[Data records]
────────────────────────────────────────
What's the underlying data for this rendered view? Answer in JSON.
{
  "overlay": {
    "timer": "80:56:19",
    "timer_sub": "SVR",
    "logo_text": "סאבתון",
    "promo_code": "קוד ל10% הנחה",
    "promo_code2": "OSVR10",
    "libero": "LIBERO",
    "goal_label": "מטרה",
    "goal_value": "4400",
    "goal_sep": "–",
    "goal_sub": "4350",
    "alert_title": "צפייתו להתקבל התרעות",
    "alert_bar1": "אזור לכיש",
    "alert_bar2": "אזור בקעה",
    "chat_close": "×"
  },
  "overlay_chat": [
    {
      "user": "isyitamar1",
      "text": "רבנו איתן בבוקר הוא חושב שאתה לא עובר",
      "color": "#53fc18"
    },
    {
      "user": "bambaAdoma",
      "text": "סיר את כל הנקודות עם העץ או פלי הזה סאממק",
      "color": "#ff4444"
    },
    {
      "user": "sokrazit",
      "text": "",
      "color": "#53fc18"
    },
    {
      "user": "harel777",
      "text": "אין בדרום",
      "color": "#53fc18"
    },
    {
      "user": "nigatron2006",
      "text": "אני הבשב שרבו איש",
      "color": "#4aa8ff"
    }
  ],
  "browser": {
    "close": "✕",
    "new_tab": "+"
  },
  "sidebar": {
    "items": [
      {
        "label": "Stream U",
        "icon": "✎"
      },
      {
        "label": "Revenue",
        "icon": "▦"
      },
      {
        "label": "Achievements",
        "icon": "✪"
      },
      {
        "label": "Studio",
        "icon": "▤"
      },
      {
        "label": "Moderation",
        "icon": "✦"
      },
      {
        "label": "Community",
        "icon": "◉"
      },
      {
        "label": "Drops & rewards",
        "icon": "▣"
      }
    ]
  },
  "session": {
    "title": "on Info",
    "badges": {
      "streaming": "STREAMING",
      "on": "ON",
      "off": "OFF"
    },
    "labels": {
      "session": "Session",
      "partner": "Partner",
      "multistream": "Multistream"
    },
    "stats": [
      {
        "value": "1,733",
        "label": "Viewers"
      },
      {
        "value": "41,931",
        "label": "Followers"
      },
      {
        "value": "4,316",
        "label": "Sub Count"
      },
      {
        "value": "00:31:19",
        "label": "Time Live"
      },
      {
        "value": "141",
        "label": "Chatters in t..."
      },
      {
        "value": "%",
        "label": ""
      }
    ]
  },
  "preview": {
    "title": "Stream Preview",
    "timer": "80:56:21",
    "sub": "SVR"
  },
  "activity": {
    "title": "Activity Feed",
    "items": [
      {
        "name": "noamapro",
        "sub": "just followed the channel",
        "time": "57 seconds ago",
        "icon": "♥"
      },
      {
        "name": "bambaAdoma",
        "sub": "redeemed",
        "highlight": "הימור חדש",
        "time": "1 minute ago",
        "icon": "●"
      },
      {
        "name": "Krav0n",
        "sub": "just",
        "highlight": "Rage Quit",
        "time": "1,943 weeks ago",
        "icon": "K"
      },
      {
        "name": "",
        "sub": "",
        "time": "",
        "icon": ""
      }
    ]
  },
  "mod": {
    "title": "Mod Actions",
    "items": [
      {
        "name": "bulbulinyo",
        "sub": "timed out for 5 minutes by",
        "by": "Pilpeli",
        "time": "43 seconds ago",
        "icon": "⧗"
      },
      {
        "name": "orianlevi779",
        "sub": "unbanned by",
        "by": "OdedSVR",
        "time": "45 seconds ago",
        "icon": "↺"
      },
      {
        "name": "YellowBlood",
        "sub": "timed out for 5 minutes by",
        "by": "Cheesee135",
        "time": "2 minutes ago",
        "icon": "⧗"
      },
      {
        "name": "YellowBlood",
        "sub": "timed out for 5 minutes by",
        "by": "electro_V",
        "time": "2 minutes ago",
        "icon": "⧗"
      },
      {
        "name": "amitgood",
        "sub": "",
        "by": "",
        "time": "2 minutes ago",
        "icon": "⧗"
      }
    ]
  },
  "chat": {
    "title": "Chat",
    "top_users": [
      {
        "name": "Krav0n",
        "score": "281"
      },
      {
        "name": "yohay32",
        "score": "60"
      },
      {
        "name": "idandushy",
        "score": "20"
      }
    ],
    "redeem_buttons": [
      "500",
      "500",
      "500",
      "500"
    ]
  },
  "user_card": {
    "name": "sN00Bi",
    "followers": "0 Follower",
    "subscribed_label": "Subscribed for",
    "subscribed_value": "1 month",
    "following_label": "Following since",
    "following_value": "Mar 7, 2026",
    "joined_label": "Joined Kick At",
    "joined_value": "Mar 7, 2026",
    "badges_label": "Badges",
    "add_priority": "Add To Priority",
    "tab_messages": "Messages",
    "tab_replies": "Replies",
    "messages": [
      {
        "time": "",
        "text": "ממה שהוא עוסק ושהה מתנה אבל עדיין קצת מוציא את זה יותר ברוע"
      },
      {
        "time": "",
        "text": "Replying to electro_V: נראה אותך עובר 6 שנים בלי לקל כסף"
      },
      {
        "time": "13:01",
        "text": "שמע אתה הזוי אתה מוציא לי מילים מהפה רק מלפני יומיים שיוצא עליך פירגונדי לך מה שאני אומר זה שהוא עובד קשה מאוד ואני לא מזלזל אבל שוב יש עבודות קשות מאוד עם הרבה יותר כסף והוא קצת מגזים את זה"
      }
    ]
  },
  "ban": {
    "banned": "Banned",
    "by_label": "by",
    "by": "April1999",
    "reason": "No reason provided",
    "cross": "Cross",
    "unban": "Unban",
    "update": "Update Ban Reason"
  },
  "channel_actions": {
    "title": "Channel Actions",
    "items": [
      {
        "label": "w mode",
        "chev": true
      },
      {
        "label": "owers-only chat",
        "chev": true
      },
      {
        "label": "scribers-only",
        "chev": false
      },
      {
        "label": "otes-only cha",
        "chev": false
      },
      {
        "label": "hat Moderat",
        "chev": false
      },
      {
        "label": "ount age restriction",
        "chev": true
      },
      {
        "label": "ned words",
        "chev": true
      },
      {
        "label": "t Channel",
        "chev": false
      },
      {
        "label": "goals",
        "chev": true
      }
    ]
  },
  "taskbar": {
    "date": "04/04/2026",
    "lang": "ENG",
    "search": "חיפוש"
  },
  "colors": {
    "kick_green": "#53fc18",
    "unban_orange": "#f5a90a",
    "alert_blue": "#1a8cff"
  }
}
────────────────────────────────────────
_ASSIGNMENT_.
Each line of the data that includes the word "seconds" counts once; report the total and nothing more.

_PROBLEM SOLUTION_.
3